Korean LPs prefer face-to-face meetings with prospective GPs and have urged managers to do their research before talking to them, Infrastructure Investor’s Hong Kong Summit has heard.
Jake Jong-Kwan Lee, head of infrastructure at Hyundai Insurance, said that Korean LPs were building up their exposure to overseas infrastructure, but that understanding other markets posed a challenge.
“We want to monitor GPs we’ve invested in, but we have time constraints and human resource constraints. We say: come visit us, tell us what’s happening, share your experience and knowledge, and persuade us how we can help and how we can have more exposure to your countries and your funds,” Lee said.

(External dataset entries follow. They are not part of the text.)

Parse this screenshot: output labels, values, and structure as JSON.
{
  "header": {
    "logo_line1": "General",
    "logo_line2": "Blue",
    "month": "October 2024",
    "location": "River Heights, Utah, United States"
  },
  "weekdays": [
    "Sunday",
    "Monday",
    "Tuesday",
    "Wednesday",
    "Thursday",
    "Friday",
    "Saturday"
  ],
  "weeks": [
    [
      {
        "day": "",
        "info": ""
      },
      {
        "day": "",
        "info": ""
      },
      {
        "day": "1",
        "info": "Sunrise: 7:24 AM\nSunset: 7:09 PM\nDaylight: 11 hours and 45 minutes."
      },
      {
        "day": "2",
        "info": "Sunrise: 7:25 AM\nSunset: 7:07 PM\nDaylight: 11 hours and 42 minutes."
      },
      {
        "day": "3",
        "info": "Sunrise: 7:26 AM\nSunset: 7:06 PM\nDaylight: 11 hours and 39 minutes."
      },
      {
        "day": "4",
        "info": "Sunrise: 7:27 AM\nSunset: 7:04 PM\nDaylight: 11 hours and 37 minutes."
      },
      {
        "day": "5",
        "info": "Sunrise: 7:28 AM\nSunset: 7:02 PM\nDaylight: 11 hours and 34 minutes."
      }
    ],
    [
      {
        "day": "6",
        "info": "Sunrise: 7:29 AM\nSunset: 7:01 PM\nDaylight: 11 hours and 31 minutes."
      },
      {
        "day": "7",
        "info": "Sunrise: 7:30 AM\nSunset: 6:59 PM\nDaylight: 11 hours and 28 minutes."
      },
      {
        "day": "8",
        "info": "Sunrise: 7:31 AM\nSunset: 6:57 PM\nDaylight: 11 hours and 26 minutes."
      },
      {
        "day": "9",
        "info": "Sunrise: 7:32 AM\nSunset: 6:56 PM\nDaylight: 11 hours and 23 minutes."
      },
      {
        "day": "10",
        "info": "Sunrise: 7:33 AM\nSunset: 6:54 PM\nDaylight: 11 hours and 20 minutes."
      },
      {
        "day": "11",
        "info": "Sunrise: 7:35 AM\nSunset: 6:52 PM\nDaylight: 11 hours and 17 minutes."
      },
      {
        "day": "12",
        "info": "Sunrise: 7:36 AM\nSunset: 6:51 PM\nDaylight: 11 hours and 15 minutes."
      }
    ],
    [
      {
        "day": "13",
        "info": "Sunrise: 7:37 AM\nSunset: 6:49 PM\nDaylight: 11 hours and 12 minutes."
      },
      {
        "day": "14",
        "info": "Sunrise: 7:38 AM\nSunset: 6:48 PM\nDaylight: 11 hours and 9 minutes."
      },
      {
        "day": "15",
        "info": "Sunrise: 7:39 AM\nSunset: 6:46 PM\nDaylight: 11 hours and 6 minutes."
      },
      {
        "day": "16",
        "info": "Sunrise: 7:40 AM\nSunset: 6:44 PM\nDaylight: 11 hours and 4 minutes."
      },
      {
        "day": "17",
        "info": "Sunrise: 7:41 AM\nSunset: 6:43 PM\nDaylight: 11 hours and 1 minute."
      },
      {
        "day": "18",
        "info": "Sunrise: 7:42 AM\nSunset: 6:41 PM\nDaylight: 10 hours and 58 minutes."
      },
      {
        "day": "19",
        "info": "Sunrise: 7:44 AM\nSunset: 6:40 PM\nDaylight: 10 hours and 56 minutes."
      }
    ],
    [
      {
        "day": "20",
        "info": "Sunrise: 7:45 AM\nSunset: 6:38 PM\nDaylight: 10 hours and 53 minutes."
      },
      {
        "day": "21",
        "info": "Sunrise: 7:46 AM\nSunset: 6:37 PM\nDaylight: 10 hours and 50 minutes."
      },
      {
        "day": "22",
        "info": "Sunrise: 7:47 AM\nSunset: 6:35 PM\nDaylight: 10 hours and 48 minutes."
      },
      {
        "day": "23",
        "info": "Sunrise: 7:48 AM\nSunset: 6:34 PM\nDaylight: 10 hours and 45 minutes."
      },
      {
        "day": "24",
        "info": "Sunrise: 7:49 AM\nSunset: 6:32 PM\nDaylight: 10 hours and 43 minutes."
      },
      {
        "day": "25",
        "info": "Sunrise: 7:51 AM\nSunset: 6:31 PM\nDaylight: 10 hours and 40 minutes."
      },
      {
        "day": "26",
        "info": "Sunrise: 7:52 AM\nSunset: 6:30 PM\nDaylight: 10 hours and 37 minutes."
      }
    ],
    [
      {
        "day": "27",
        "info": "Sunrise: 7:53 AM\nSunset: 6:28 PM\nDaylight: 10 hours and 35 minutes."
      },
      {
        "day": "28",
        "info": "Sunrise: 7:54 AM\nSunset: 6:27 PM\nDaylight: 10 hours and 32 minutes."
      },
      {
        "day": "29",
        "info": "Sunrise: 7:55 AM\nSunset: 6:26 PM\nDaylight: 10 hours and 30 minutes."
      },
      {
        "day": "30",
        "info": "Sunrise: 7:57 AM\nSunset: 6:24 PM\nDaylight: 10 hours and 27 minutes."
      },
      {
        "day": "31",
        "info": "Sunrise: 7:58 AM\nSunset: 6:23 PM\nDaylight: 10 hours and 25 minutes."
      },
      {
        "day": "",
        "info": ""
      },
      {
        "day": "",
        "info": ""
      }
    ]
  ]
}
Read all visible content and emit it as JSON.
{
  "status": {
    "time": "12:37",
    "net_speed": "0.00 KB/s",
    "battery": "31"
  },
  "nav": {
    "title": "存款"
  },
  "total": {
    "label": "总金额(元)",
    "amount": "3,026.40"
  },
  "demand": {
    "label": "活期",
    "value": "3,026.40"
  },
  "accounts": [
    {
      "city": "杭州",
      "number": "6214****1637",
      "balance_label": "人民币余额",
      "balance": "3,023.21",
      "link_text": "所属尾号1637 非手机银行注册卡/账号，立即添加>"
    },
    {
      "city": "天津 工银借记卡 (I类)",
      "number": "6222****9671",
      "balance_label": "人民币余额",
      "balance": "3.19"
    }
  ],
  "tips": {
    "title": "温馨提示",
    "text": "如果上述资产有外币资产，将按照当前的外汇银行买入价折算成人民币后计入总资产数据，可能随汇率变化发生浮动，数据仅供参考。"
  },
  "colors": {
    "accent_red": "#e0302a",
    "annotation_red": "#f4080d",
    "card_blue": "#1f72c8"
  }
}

Jiroo Eoh, team leader (infrastructure and real assets) of the investment strategy department at ABL Life Insurance, said that GPs had to be “very specific” when seeking funds from Korean LPs.
“Please be prepared, and please be patient [because] Korean investors are sometimes very shy,” he said.
“You may go into an investor meeting and see no kind of reaction – they won’t even blink their eyes. But if you meet them again and again, they’ll finally react and let you know what they want to do. Korea has acquired a huge amount of capital so [infrastructure is] a good opportunity for a lot of investors.”
Hyundai’s Lee echoed this, saying: “I get a lot of emails from GPs all over the world, suggesting a phone call. We don’t like phone calls. Having a phone call in English for shy people [like us] is very tough.”
Korean investors were still targeting OECD countries for infrastructure investments, the LPs said, because regulatory requirements in the country required 100 percent hedging. This, in turn, led to a focus on European investments over the US as currency swaps were far more attractive.
“We need [managers] to approach with the right product to the right investor. If we’re an insurance company, debt products are preferred. Korean investors are very eager to invest overseas in infrastructure – but you need to know the right trend, if it’s Europe or the US, and the right sector,” Eoh said.
“When we invest in US-dollar assets, we lose 1.5 percent just by doing a currency swap.”
Dennis Chan, head of insurance at China Ping An Insurance Holdings (Overseas), said that, as a Chinese LP with a global outlook, geography was the most important consideration, and expressed concern over rising valuations in some sectors and regions.
“We look at what country we want to be in [when selecting GPs] – it’s hard to compete in Canada and Australia because it’s expensive, so we avoid that, and certain sectors,” he said.
LPs also said that they wanted GPs able to provide sufficient scale, as well as those who would listen to their particular concerns.
“We want a manager who has good chemistry with us, who listens to us. There are some little bits and pieces of structures we might have to tweak as Korean investors, so we want someone who will listen and follow up with us,” Eoh added.
Hear from Korean LPs at the Infrastructure Investor Seoul Summit. Click here to find out more.